Over the past few years, one of the primary questions I have been asking is ‘What limits crops from achieving their genetic yield potential?’
We have been looking at this problem for corn, soybean and wheat and found these crops show a common characteristic in that 20% of the difference between the actual and attainable yields occur 80% of the time.
The more important part of this discovery was that this loss of yield was due to short-term stresses related to the inability of the soil to supply the water required for maximum yield.
These short-term stresses account for the yield variation often observed in fields in the Midwest because in production fields we observe that variation in yield occurs during the grain-filling period and directly related to the ability of the soil to provide water to the crop during this critical growth period. These observations have caused me to focus on what limits the soils ability to provide a maximum yield and the effect of tillage systems.
One of the questions I am often asked, is ‘What is the impact of different tillage systems on soil health?’ We have found through our research that a conventional corn-soybean production system loses nearly 1,000 pounds of carbon per acre each year.
In other words, what we consider as a good practice is actually degrading the soil over time through the constant loss of organic matter. Tillage is one of the major causes of soil degradation because it robs the soil of the material needed to protect the soil from the forces of raindrop energy and stable aggregates required to allow for water movement into the soil and oxygen and carbon dioxide exchange between the soil and atmosphere.

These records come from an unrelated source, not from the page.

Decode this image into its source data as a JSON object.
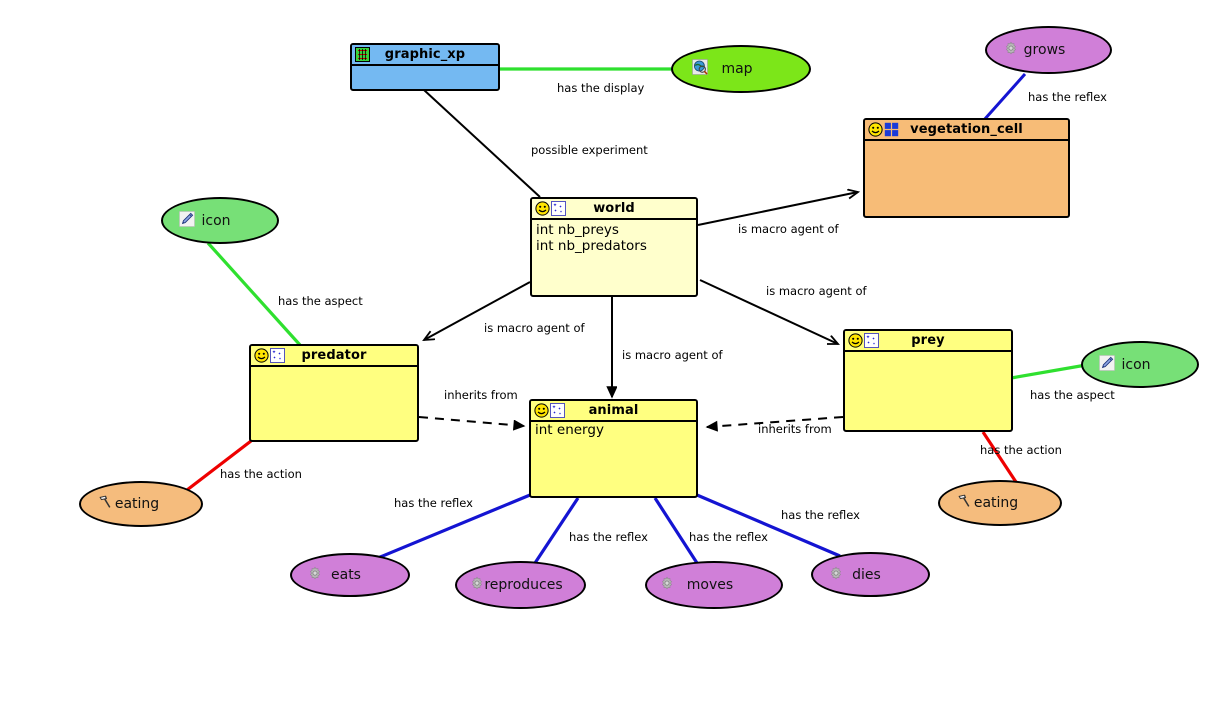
{
  "diagram": {
    "title": "predator-prey model diagram",
    "colors": {
      "class_yellow": "#ffff80",
      "class_pale_yellow": "#ffffcc",
      "class_blue": "#74b9f2",
      "class_orange": "#f7bc77",
      "ellipse_green_light": "#77e077",
      "ellipse_green_bright": "#7ce619",
      "ellipse_purple": "#d07fd8",
      "ellipse_orange": "#f5bc7d",
      "edge_black": "#000000",
      "edge_green": "#2fe02f",
      "edge_blue": "#1414d2",
      "edge_red": "#ee0000"
    }
  },
  "nodes": {
    "graphic_xp": {
      "label": "graphic_xp",
      "kind": "class",
      "icons": [
        "chart-grid-icon"
      ],
      "attributes": []
    },
    "world": {
      "label": "world",
      "kind": "class",
      "icons": [
        "smiley-icon",
        "species-icon"
      ],
      "attributes": [
        "int nb_preys",
        "int nb_predators"
      ]
    },
    "vegetation_cell": {
      "label": "vegetation_cell",
      "kind": "class",
      "icons": [
        "smiley-icon",
        "grid-icon"
      ],
      "attributes": []
    },
    "predator": {
      "label": "predator",
      "kind": "class",
      "icons": [
        "smiley-icon",
        "species-icon"
      ],
      "attributes": []
    },
    "prey": {
      "label": "prey",
      "kind": "class",
      "icons": [
        "smiley-icon",
        "species-icon"
      ],
      "attributes": []
    },
    "animal": {
      "label": "animal",
      "kind": "class",
      "icons": [
        "smiley-icon",
        "species-icon"
      ],
      "attributes": [
        "int energy"
      ]
    },
    "map": {
      "label": "map",
      "kind": "display",
      "icon": "map-globe-icon"
    },
    "grows": {
      "label": "grows",
      "kind": "reflex",
      "icon": "gear-icon"
    },
    "icon_left": {
      "label": "icon",
      "kind": "aspect",
      "icon": "pen-icon"
    },
    "icon_right": {
      "label": "icon",
      "kind": "aspect",
      "icon": "pen-icon"
    },
    "eating_left": {
      "label": "eating",
      "kind": "action",
      "icon": "hammer-icon"
    },
    "eating_right": {
      "label": "eating",
      "kind": "action",
      "icon": "hammer-icon"
    },
    "eats": {
      "label": "eats",
      "kind": "reflex",
      "icon": "gear-icon"
    },
    "reproduces": {
      "label": "reproduces",
      "kind": "reflex",
      "icon": "gear-icon"
    },
    "moves": {
      "label": "moves",
      "kind": "reflex",
      "icon": "gear-icon"
    },
    "dies": {
      "label": "dies",
      "kind": "reflex",
      "icon": "gear-icon"
    }
  },
  "edge_labels": {
    "has_the_display": "has the display",
    "has_the_reflex_grows": "has the reflex",
    "possible_experiment": "possible experiment",
    "is_macro_agent_of_vegetation": "is macro agent of",
    "is_macro_agent_of_prey": "is macro agent of",
    "is_macro_agent_of_predator": "is macro agent of",
    "is_macro_agent_of_animal": "is macro agent of",
    "has_the_aspect_left": "has the aspect",
    "has_the_aspect_right": "has the aspect",
    "inherits_from_left": "inherits from",
    "inherits_from_right": "inherits from",
    "has_the_action_left": "has the action",
    "has_the_action_right": "has the action",
    "has_the_reflex_eats": "has the reflex",
    "has_the_reflex_reproduces": "has the reflex",
    "has_the_reflex_moves": "has the reflex",
    "has_the_reflex_dies": "has the reflex"
  }
}
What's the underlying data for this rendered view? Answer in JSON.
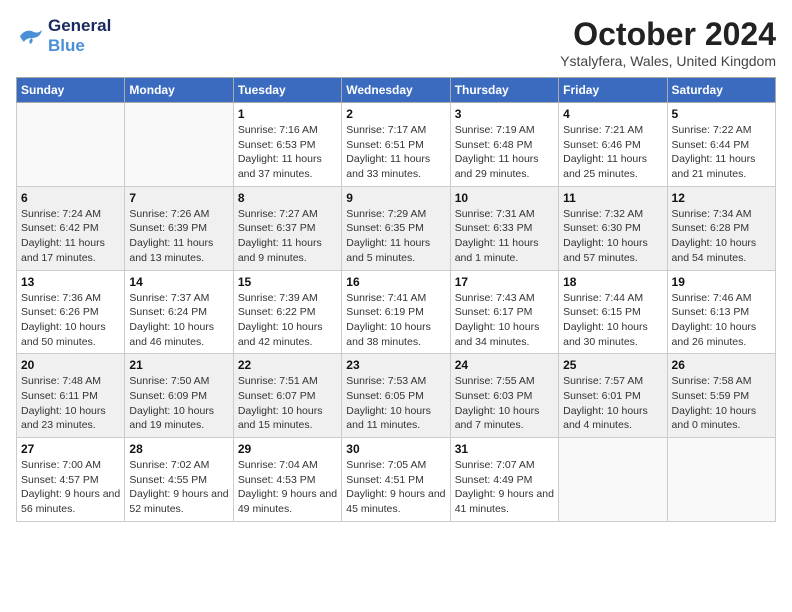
{
  "header": {
    "logo_line1": "General",
    "logo_line2": "Blue",
    "month_title": "October 2024",
    "location": "Ystalyfera, Wales, United Kingdom"
  },
  "weekdays": [
    "Sunday",
    "Monday",
    "Tuesday",
    "Wednesday",
    "Thursday",
    "Friday",
    "Saturday"
  ],
  "weeks": [
    [
      {
        "day": "",
        "sunrise": "",
        "sunset": "",
        "daylight": ""
      },
      {
        "day": "",
        "sunrise": "",
        "sunset": "",
        "daylight": ""
      },
      {
        "day": "1",
        "sunrise": "Sunrise: 7:16 AM",
        "sunset": "Sunset: 6:53 PM",
        "daylight": "Daylight: 11 hours and 37 minutes."
      },
      {
        "day": "2",
        "sunrise": "Sunrise: 7:17 AM",
        "sunset": "Sunset: 6:51 PM",
        "daylight": "Daylight: 11 hours and 33 minutes."
      },
      {
        "day": "3",
        "sunrise": "Sunrise: 7:19 AM",
        "sunset": "Sunset: 6:48 PM",
        "daylight": "Daylight: 11 hours and 29 minutes."
      },
      {
        "day": "4",
        "sunrise": "Sunrise: 7:21 AM",
        "sunset": "Sunset: 6:46 PM",
        "daylight": "Daylight: 11 hours and 25 minutes."
      },
      {
        "day": "5",
        "sunrise": "Sunrise: 7:22 AM",
        "sunset": "Sunset: 6:44 PM",
        "daylight": "Daylight: 11 hours and 21 minutes."
      }
    ],
    [
      {
        "day": "6",
        "sunrise": "Sunrise: 7:24 AM",
        "sunset": "Sunset: 6:42 PM",
        "daylight": "Daylight: 11 hours and 17 minutes."
      },
      {
        "day": "7",
        "sunrise": "Sunrise: 7:26 AM",
        "sunset": "Sunset: 6:39 PM",
        "daylight": "Daylight: 11 hours and 13 minutes."
      },
      {
        "day": "8",
        "sunrise": "Sunrise: 7:27 AM",
        "sunset": "Sunset: 6:37 PM",
        "daylight": "Daylight: 11 hours and 9 minutes."
      },
      {
        "day": "9",
        "sunrise": "Sunrise: 7:29 AM",
        "sunset": "Sunset: 6:35 PM",
        "daylight": "Daylight: 11 hours and 5 minutes."
      },
      {
        "day": "10",
        "sunrise": "Sunrise: 7:31 AM",
        "sunset": "Sunset: 6:33 PM",
        "daylight": "Daylight: 11 hours and 1 minute."
      },
      {
        "day": "11",
        "sunrise": "Sunrise: 7:32 AM",
        "sunset": "Sunset: 6:30 PM",
        "daylight": "Daylight: 10 hours and 57 minutes."
      },
      {
        "day": "12",
        "sunrise": "Sunrise: 7:34 AM",
        "sunset": "Sunset: 6:28 PM",
        "daylight": "Daylight: 10 hours and 54 minutes."
      }
    ],
    [
      {
        "day": "13",
        "sunrise": "Sunrise: 7:36 AM",
        "sunset": "Sunset: 6:26 PM",
        "daylight": "Daylight: 10 hours and 50 minutes."
      },
      {
        "day": "14",
        "sunrise": "Sunrise: 7:37 AM",
        "sunset": "Sunset: 6:24 PM",
        "daylight": "Daylight: 10 hours and 46 minutes."
      },
      {
        "day": "15",
        "sunrise": "Sunrise: 7:39 AM",
        "sunset": "Sunset: 6:22 PM",
        "daylight": "Daylight: 10 hours and 42 minutes."
      },
      {
        "day": "16",
        "sunrise": "Sunrise: 7:41 AM",
        "sunset": "Sunset: 6:19 PM",
        "daylight": "Daylight: 10 hours and 38 minutes."
      },
      {
        "day": "17",
        "sunrise": "Sunrise: 7:43 AM",
        "sunset": "Sunset: 6:17 PM",
        "daylight": "Daylight: 10 hours and 34 minutes."
      },
      {
        "day": "18",
        "sunrise": "Sunrise: 7:44 AM",
        "sunset": "Sunset: 6:15 PM",
        "daylight": "Daylight: 10 hours and 30 minutes."
      },
      {
        "day": "19",
        "sunrise": "Sunrise: 7:46 AM",
        "sunset": "Sunset: 6:13 PM",
        "daylight": "Daylight: 10 hours and 26 minutes."
      }
    ],
    [
      {
        "day": "20",
        "sunrise": "Sunrise: 7:48 AM",
        "sunset": "Sunset: 6:11 PM",
        "daylight": "Daylight: 10 hours and 23 minutes."
      },
      {
        "day": "21",
        "sunrise": "Sunrise: 7:50 AM",
        "sunset": "Sunset: 6:09 PM",
        "daylight": "Daylight: 10 hours and 19 minutes."
      },
      {
        "day": "22",
        "sunrise": "Sunrise: 7:51 AM",
        "sunset": "Sunset: 6:07 PM",
        "daylight": "Daylight: 10 hours and 15 minutes."
      },
      {
        "day": "23",
        "sunrise": "Sunrise: 7:53 AM",
        "sunset": "Sunset: 6:05 PM",
        "daylight": "Daylight: 10 hours and 11 minutes."
      },
      {
        "day": "24",
        "sunrise": "Sunrise: 7:55 AM",
        "sunset": "Sunset: 6:03 PM",
        "daylight": "Daylight: 10 hours and 7 minutes."
      },
      {
        "day": "25",
        "sunrise": "Sunrise: 7:57 AM",
        "sunset": "Sunset: 6:01 PM",
        "daylight": "Daylight: 10 hours and 4 minutes."
      },
      {
        "day": "26",
        "sunrise": "Sunrise: 7:58 AM",
        "sunset": "Sunset: 5:59 PM",
        "daylight": "Daylight: 10 hours and 0 minutes."
      }
    ],
    [
      {
        "day": "27",
        "sunrise": "Sunrise: 7:00 AM",
        "sunset": "Sunset: 4:57 PM",
        "daylight": "Daylight: 9 hours and 56 minutes."
      },
      {
        "day": "28",
        "sunrise": "Sunrise: 7:02 AM",
        "sunset": "Sunset: 4:55 PM",
        "daylight": "Daylight: 9 hours and 52 minutes."
      },
      {
        "day": "29",
        "sunrise": "Sunrise: 7:04 AM",
        "sunset": "Sunset: 4:53 PM",
        "daylight": "Daylight: 9 hours and 49 minutes."
      },
      {
        "day": "30",
        "sunrise": "Sunrise: 7:05 AM",
        "sunset": "Sunset: 4:51 PM",
        "daylight": "Daylight: 9 hours and 45 minutes."
      },
      {
        "day": "31",
        "sunrise": "Sunrise: 7:07 AM",
        "sunset": "Sunset: 4:49 PM",
        "daylight": "Daylight: 9 hours and 41 minutes."
      },
      {
        "day": "",
        "sunrise": "",
        "sunset": "",
        "daylight": ""
      },
      {
        "day": "",
        "sunrise": "",
        "sunset": "",
        "daylight": ""
      }
    ]
  ]
}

“We found that 20% of the difference between the actual and attainable yields occur 80% of the time…”
Any practice that reduces the disturbance of the soil will allow the soil to enhance its function over time. A good, healthy soil will supply plenty of water, have a good gas exchange and show excellent nutrient cycling to supply everything a plant needs to grow.
We build soils by ensuring that the soil biological system has everything it needs to function. These needs are adequate water, plenty of oxygen, lots of nutritious food and shelter. These four basic needs are the same requirements that we humans have to sustain our life.
The first step to improving soil is to provide an environment that allows the soil biology to provide the cycling of carbon and nutrients needed to build stable soil aggregates. Strip-tillage only disturbs the seed zone and leaves the remainder of the soil surface undisturbed and protected with crop residue.
What we have observed with strip-tillage is that the soil is improved, creating a seed zone that provides adequate soil water and oxygen so the plants emerge quickly and uniformly. Plants that emerge in a strip till system are not subjected to stress in the early development, have maximum vigor and are among the most uniform we observe when we compare tillage systems.
Changes in soil are complex and represent a balance among carbon, nutrients and water. All three of these are required to reduce the yield gap. However, in strip-till systems we see that soil carbon increases because an environment is created that allows the soil biology to operate at an optimum.
This in turn enhances the soil so more water is stored in the soil and nutrients are available to growing plant. The more we understand about these processes the greater our ability to help producers enhance their soil and their profits.